, which claimed that disruptions caused by the storm made it difficult, and, in some cases, impossible, for people to sign up by the October 11 deadline. Other states affected by Matthew -- Florida, North Carolina, and South Carolina -- have extended deadlines in counties hit by the hurricane.
The lawsuit, filed by the American Civil Liberties Union, accused Georgia Gov. Nathan Deal and Secretary of State Brian Kemp of infringing upon residents' right to vote by refusing to extend the deadline. The storm interfered with voter registration drives, leaving African-Americans disproportionately affected by the state's refusal to extend the deadline, the lawsuit claimed.
"Gov. Deal's refusal to do the right thing by simply extending the deadline means thousands of Georgians will be disenfranchised in November," said Kathleen Burch, interim counsel for the ACLU of Georgia. "Protecting the right to vote is not a political stunt, nor a partisan effort. Our state's elected leaders should be protecting that right, not undermining it. This is a travesty to the people of Georgia and to the democratic process. We are exploring possible legal next steps."
Georgia has six coastal counties that are home to more than half a million people. Deal ordered those residents to evacuate on October 6 -- five days before the deadline to sign up to vote in the November election. According to the ACLU lawsuit, the week ahead of the deadline has typically been one of the busiest periods for voter registration.
The ACLU lawsuit came on the heels of similar lawsuit filed last week by the Lawyers' Committee of Civil Rights Under Law. In response to that suit, Moore Jr. ordered Deal and Kemp to extend the deadline for Chatham County -- one of the six counties along Georgia's coast. The county's board of elections, which closed ahead of the storm, did not reopen until after the day after the voter registration deadline.
Days after Moore's Chatham County ruling, the ACLU's lawsuit claimed Deal and Kemp had illegally refused to extend the deadline for five remaining coastal counties -- Bryan, Camden, Glynn, Liberty and McIntosh -- despite repeated requests from voting rights groups to do so.
After Matthew passed, many people started to return home to the coast, but could only register at local board of elections offices within a day of the deadline.
According to the ACLU lawsuit, plaintiffs J'Mari Bethea and Joshua Lattimore, both residents of Glynn County, returned home on October 11 to homes without power. As a result, they could not access the secretary of state's website to register online, the lawsuit said.
Burdened, but not blocked
However, the burdens they faced were "slight" compared to "Georgia's interest in conducting a smooth statewide election," US District Court Judge William T. Moore Jr. said in his ruling Tuesday.
Moore added that it was unfortunate that a natural disaster coincided with Georgia's "constitutionally valid" voter registration deadline. Ultimately, it was "difficult, but not impossible" for most residents to register, Moore wrote.

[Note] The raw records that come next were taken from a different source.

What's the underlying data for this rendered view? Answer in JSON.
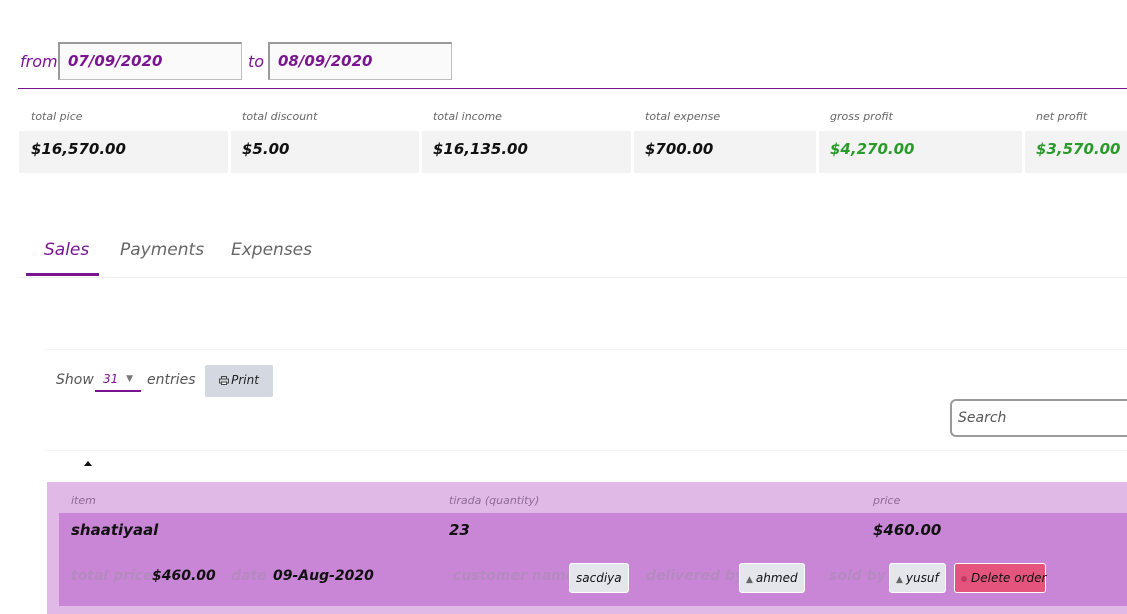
{
  "range": {
    "from_label": "from",
    "from_value": "07/09/2020",
    "to_label": "to",
    "to_value": "08/09/2020"
  },
  "stats": [
    {
      "label": "total pice",
      "value": "$16,570.00"
    },
    {
      "label": "total discount",
      "value": "$5.00"
    },
    {
      "label": "total income",
      "value": "$16,135.00"
    },
    {
      "label": "total expense",
      "value": "$700.00"
    },
    {
      "label": "gross profit",
      "value": "$4,270.00"
    },
    {
      "label": "net profit",
      "value": "$3,570.00"
    }
  ],
  "colors": {
    "accent": "#7a1591",
    "profit": "#2a9a2a",
    "row_outer": "#e0b9e6",
    "row_inner": "#c986d6",
    "delete": "#e4547c"
  },
  "tabs": [
    {
      "label": "Sales",
      "active": true
    },
    {
      "label": "Payments",
      "active": false
    },
    {
      "label": "Expenses",
      "active": false
    }
  ],
  "table_controls": {
    "show_label": "Show",
    "entries_value": "31",
    "entries_label": "entries",
    "print_label": "Print",
    "print_icon": "printer-icon",
    "search_placeholder": "Search",
    "sort_icon": "sort-up-icon"
  },
  "order": {
    "headers": {
      "item": "item",
      "quantity": "tirada (quantity)",
      "price": "price"
    },
    "row": {
      "item": "shaatiyaal",
      "quantity": "23",
      "price": "$460.00"
    },
    "details": {
      "total_price_label": "total price",
      "total_price_value": "$460.00",
      "date_label": "date",
      "date_value": "09-Aug-2020",
      "customer_label": "customer name",
      "customer_value": "sacdiya",
      "delivered_label": "delivered by",
      "delivered_value": "ahmed",
      "sold_label": "sold by",
      "sold_value": "yusuf",
      "delete_label": "Delete order"
    }
  }
}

"However, these circumstances are not impediments created by the State of Georgia that require it to provide an extension to the voter registration deadline," he said. "At some point, Georgia's constitutionally valid voter registration deadline must be respected."
Early voting in Georgia has gone on for three days. Moore said he gave considerable weight to the state's claims that conducting voter registration at the same time as early-voting could pose significant "administrative and technological difficulties."
"Georgia's ability to conduct efficient and accurate elections at the local, state, and Georgia's electoral system is simply not arranged to handle registration past the deadline and certainly ill equipped to handle it once early voting has commenced," he wrote.
Preparing for the election
Candice Broce, Kemp's press secretary, told CNN that "siding with the ACLU would have wasted valuable resources and caused unnecessary disruptions with voting already underway."
"Now, we can focus on ensuring a secure, accessible, and fair election in our state," Broce added.